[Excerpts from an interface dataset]
== Segment start ==

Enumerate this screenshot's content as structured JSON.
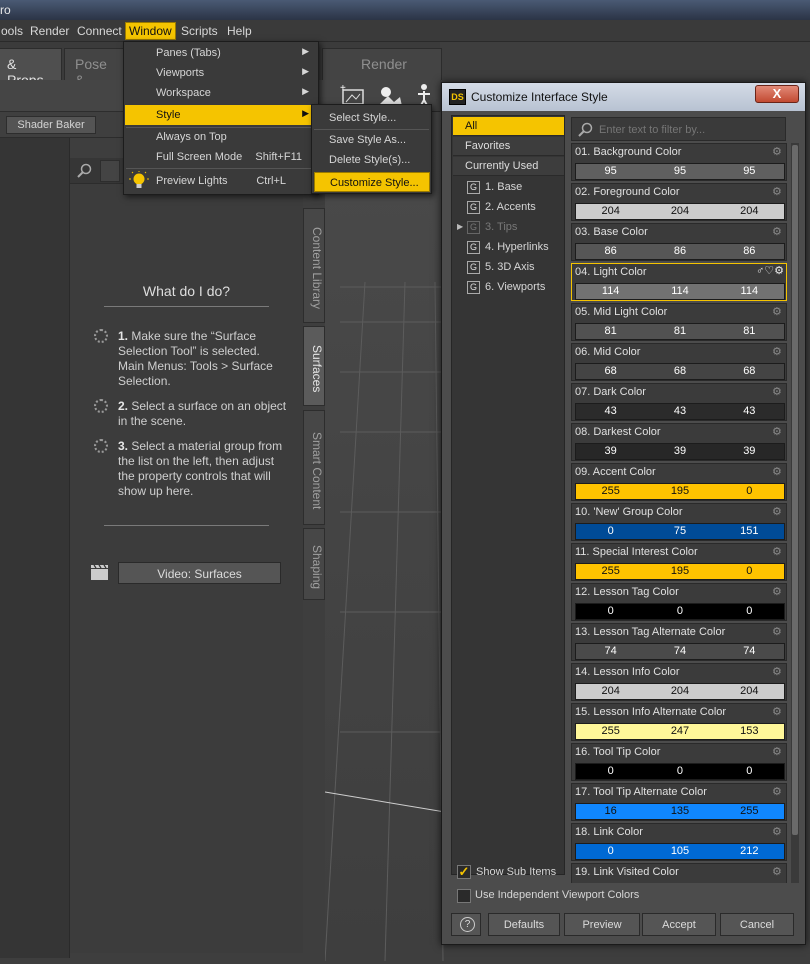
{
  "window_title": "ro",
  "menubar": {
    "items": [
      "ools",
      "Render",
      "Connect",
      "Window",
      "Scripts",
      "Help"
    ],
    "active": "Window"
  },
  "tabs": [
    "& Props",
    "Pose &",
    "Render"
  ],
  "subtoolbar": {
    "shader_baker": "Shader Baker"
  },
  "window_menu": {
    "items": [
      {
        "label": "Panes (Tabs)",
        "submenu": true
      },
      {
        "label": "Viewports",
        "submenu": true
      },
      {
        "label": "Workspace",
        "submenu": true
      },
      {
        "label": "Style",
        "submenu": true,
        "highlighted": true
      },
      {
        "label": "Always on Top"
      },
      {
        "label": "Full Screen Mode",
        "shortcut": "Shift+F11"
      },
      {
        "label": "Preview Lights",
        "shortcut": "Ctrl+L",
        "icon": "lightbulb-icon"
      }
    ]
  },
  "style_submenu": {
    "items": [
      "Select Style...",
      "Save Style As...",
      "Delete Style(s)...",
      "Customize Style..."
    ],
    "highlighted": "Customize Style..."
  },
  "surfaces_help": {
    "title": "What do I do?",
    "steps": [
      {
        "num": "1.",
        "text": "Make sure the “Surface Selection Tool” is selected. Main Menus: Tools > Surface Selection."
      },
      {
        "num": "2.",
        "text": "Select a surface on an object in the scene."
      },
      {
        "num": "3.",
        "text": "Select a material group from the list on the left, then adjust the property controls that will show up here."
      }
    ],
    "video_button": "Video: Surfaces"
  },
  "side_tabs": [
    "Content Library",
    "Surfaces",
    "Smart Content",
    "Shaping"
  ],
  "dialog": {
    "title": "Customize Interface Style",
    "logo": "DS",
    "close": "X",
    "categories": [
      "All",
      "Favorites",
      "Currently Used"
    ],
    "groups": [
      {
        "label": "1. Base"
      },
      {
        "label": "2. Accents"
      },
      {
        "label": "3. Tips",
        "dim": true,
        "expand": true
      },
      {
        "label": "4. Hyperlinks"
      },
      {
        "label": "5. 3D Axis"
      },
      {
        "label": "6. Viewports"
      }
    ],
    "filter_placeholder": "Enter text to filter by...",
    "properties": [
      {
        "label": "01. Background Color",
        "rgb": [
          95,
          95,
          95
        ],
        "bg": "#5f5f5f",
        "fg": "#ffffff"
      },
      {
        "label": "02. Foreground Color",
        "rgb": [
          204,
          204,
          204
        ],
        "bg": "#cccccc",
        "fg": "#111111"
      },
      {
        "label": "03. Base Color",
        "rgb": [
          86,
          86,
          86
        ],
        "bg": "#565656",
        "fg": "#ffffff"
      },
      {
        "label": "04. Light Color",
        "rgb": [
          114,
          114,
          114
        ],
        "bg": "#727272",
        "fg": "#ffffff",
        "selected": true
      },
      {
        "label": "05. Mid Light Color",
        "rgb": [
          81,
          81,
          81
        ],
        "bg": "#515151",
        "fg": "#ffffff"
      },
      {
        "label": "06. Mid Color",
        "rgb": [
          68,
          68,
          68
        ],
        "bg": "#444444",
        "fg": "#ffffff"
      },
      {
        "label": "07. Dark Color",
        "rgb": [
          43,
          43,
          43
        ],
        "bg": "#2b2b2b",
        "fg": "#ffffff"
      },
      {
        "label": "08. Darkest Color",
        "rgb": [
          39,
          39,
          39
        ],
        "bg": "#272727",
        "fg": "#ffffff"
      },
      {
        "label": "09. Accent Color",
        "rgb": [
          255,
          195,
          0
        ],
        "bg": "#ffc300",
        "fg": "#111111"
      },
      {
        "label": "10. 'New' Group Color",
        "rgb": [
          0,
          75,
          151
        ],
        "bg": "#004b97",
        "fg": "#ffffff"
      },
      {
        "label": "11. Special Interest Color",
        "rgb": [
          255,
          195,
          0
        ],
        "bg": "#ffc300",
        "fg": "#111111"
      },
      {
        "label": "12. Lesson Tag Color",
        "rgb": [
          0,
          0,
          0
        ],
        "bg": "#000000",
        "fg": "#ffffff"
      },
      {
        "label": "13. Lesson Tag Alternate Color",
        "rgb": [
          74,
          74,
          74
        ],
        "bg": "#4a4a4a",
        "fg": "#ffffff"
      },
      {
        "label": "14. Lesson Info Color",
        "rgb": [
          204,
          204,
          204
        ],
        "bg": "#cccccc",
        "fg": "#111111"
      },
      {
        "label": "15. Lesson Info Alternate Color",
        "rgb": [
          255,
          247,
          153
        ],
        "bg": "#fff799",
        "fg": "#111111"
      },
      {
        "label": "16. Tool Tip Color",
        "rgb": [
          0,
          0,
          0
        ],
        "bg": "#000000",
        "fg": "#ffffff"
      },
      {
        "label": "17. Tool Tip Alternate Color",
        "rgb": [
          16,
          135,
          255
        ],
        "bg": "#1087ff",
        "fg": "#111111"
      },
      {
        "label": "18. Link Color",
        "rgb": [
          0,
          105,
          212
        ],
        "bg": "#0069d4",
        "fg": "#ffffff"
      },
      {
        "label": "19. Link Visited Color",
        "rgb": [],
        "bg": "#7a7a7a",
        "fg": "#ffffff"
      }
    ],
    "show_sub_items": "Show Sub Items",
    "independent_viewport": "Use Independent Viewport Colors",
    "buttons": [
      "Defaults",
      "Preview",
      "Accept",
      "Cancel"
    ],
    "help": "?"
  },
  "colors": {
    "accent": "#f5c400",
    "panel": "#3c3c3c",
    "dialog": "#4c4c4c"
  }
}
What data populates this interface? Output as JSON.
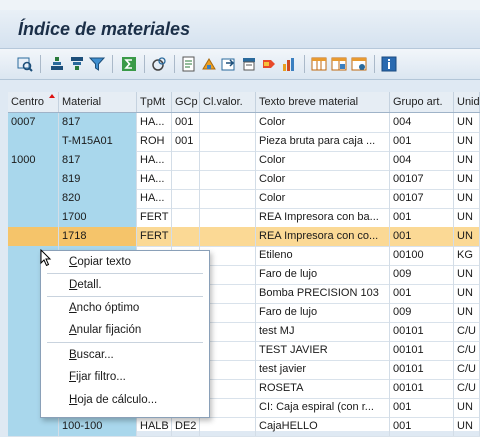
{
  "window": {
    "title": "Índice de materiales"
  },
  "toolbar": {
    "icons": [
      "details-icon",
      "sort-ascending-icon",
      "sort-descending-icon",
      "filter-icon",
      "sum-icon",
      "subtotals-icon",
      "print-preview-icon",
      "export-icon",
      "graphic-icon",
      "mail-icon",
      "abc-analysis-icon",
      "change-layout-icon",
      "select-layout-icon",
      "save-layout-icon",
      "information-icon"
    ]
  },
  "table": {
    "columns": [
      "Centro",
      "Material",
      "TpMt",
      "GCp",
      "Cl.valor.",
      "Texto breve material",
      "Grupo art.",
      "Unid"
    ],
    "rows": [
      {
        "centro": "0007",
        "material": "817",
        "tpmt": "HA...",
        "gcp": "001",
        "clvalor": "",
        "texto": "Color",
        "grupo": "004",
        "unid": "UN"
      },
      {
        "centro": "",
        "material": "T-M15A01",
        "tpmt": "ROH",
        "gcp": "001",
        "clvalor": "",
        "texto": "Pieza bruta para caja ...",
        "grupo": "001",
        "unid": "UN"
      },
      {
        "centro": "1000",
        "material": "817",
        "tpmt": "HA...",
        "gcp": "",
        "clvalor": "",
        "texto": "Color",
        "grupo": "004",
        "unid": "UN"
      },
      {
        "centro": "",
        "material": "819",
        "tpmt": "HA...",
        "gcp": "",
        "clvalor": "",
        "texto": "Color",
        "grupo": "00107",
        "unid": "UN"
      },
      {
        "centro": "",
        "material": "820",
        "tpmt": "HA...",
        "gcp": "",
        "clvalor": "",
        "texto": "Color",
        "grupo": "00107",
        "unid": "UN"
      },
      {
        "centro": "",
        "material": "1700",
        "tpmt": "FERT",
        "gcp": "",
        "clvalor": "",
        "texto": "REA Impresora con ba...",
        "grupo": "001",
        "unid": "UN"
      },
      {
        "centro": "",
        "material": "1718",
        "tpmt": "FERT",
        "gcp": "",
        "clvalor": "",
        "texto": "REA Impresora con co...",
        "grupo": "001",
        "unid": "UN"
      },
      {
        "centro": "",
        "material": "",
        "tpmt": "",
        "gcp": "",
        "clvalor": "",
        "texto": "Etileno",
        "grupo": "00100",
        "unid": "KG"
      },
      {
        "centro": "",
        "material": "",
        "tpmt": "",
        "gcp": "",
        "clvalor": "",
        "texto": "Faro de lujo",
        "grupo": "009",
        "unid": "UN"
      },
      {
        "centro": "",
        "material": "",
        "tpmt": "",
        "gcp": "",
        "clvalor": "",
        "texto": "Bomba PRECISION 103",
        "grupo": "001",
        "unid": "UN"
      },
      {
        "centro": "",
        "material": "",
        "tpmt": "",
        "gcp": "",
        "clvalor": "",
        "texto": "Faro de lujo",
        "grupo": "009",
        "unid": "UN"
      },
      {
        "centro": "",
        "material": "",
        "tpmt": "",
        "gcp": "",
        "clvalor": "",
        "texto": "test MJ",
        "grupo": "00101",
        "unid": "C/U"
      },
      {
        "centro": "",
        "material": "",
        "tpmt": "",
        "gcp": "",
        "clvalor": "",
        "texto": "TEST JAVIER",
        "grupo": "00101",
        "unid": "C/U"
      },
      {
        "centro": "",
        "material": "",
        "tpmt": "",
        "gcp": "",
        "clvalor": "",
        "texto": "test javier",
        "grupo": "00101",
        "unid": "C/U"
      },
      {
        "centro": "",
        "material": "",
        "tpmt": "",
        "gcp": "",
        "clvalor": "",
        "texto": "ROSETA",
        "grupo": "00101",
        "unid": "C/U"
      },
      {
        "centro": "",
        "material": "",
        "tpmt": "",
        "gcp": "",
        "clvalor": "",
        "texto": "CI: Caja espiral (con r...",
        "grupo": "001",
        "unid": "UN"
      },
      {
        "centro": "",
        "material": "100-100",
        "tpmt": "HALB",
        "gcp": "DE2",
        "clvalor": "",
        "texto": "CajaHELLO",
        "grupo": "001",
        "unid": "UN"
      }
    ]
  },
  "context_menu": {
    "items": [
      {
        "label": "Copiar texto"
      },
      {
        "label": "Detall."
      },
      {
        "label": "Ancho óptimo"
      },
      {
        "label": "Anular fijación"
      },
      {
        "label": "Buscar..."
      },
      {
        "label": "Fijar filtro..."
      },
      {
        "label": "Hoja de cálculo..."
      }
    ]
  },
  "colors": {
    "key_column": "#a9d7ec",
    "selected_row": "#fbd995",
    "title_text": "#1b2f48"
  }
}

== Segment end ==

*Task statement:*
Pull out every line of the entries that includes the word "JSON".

*Response:*
Enumerate this screenshot's content as structured JSON.
What data populates this interface? Output as JSON.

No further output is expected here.